What if your life was about to change? Many of us must long for it. It’s a big theme in kids’ fantasy adventure books. Have you ever wondered if it’s quite as easy as it sounds?
Almost five years ago, as a 40-something progressive nonbeliever with a Ph. D. and a career as a college professor, I was in the car with my husband and son one morning, looking idly out the window. I don’t recall that I was thinking about anything in particular, when I suddenly heard the voice of Christ, saying unmistakably “Come Serve Me.” I sat quietly, stunned, for a few moments, then turned to my husband and said, “I’m going to have to become a Christian.” He pulled the car over to the side of the road and stopped. “What did you say?” he asked incredulously. “I’m going to have to become a Christian.” I might as well have announced that I was moving to Mars.
I was raised to despise the church, to hold Christians in contempt. After all, they just blindly followed a bunch of irrational beliefs, right? I knew that some of my colleagues were Christians, but I had never gotten close to any of them, and had never talked to anyone about how one could be a thinking person of good conscience, and a faithful Christian as well. I assumed it was impossible. And yet, it never occurred to me to doubt the call I’d heard. It was overpowering. I didn’t know enough about Christ at that point to know that He had this, that I could trust Him. I was going to convert, but I still thought I was going to do it on my own.
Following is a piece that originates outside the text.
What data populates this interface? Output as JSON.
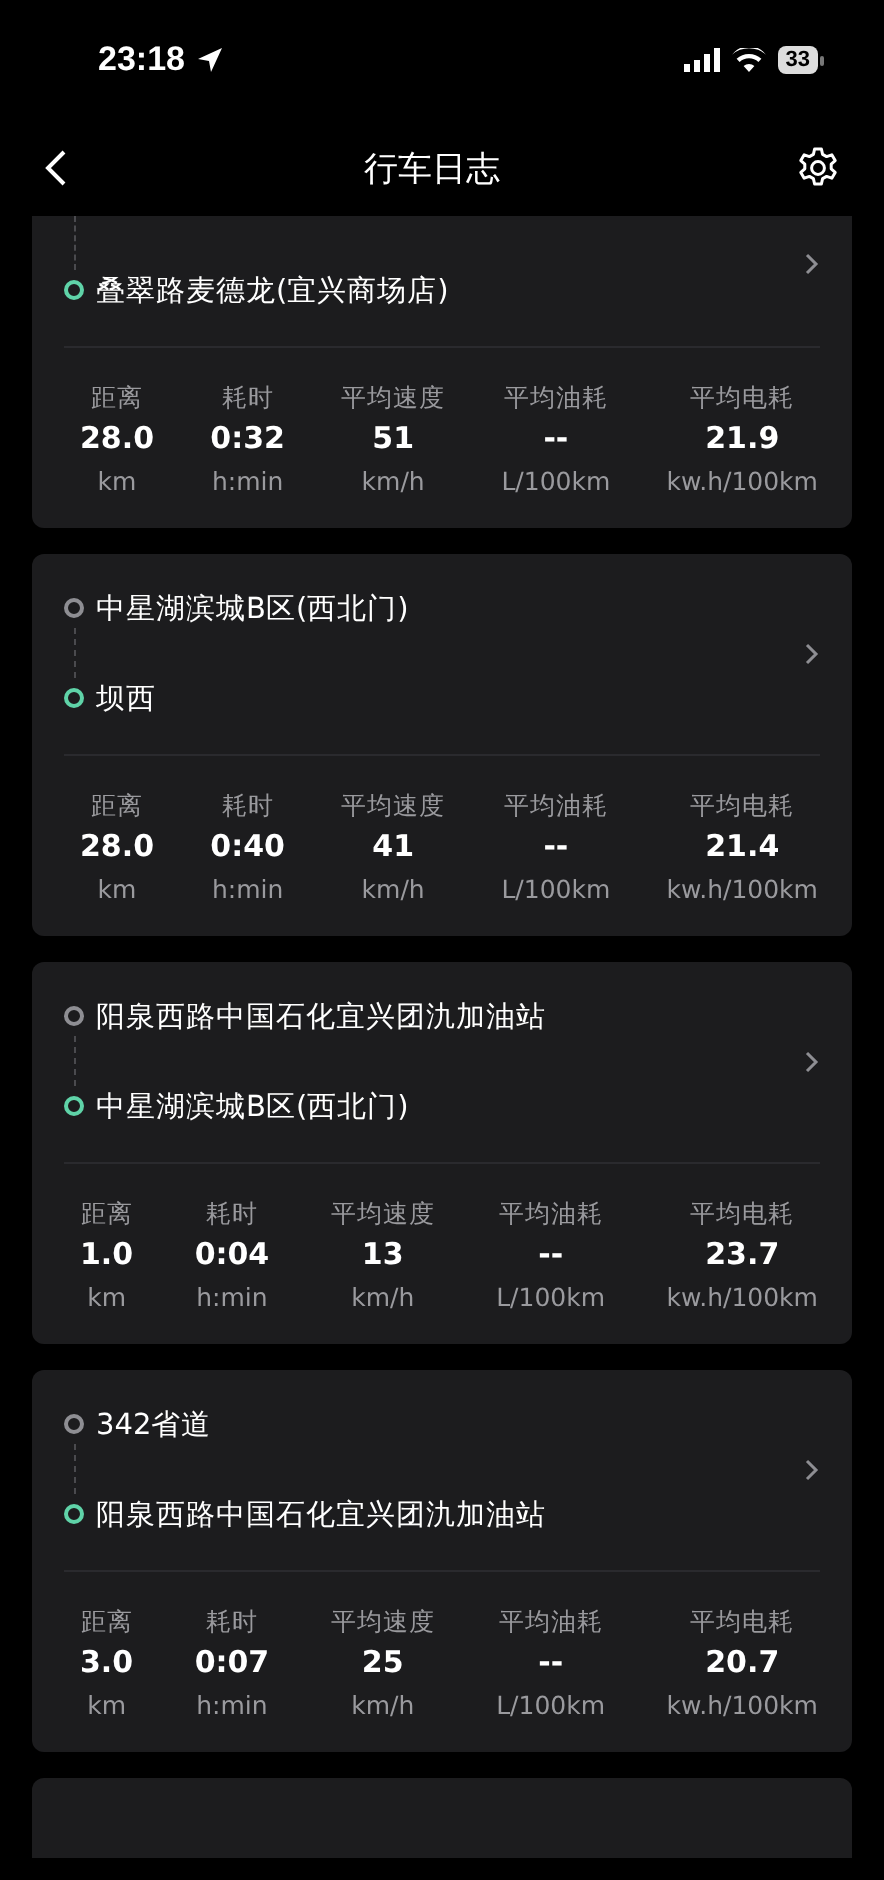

My new life started two weeks later, in the baptismal pool of the church I had picked at random. My husband, son, and brother-in-law sat in the congregation that day, still stunned, as I was, and while I knew they were happy for me, they had no way of accessing the joy I felt. My husband, I knew, was frightened that this turn toward Christ would render me unrecognizable to him, and him to me.
Don Everts and Doug Schaupp’s book, I Once Was Lost, lays out five stages a nonbeliever must go through to turn to Christ in today’s postmodern world. Number 1 on the list? Trust a Christian. This struck home for me, as I had experienced the hostility and distrust between my own secular liberal community and those “other” Christian types first-hand for most of my life. Now I had the faith, but was an outsider to Christian culture.
At first I didn’t trust a single Christian. Not one.
Over the next few years, as I attended worship and made friends in the church, I wrestled with my new situation at every turn. I found obstacles everywhere, and I was angry. Hey, God! I have gay friends, transgender friends! Why are you so hostile to them? Hey, God! The planet’s in crisis, didn’t you notice? Why are these foolish Christians putting their confidence in right-wingers who don’t seem to care? Hey, God! I’m a feminist. What do you have to say about that?
You get the idea. We moved to Colorado for a few years, and I checked out church after church, polite and cheerful on the outside, an angry misfit on the inside. What if I had not walked into yet one more church, now skeptical again, and more defensive than ever? But that church was the one. That pastor felt like he was taking my hand every Sunday, reaching it up…up…up past the heights of the nave, and handing it over to Christ, whose touch week by week would dissolve what only minutes before had felt like an insurmountable obstacle to my ever becoming a true Christian.
One by one, I let my angry issues go. I didn’t solve them. I didn’t fix them. With God’s help, I simply let them go. “Trust me,” the Lord said patiently, over and over again. The more I have, the more my relationships have grown stronger, and the more energy I have to focus on others.
As I grow in my faith, it is harder and harder for me to remember what it felt like to think I was really fine as a nonbeliever. What I appreciate at this stage in my journey is how hard it can be for many different types of people to come to trust in Christ. I don’t know if the culture gap between liberals and Christians is getting wider in our society, but it certainly seems that way. I pray that those on both sides can trust each other, and explore the obstacle course of the culture gap for the set of worldly hurdles that it is.
Matthew 14: 26 says this well. “And when the disciples saw him walking on the sea, they were troubled, saying, “It is a spirit,” and they cried out in fear. But straightway Jesus spoke to them, saying “Be joyful, it is I. Do not be afraid.”
Claudia Hauer has a Ph. D. in Classics, and teaches in the liberal arts at St. John’s College and the U. S. Air Force Academy. She had an overwhelming conversion experience five years ago, and is just now learning to tell the story of her faith journey.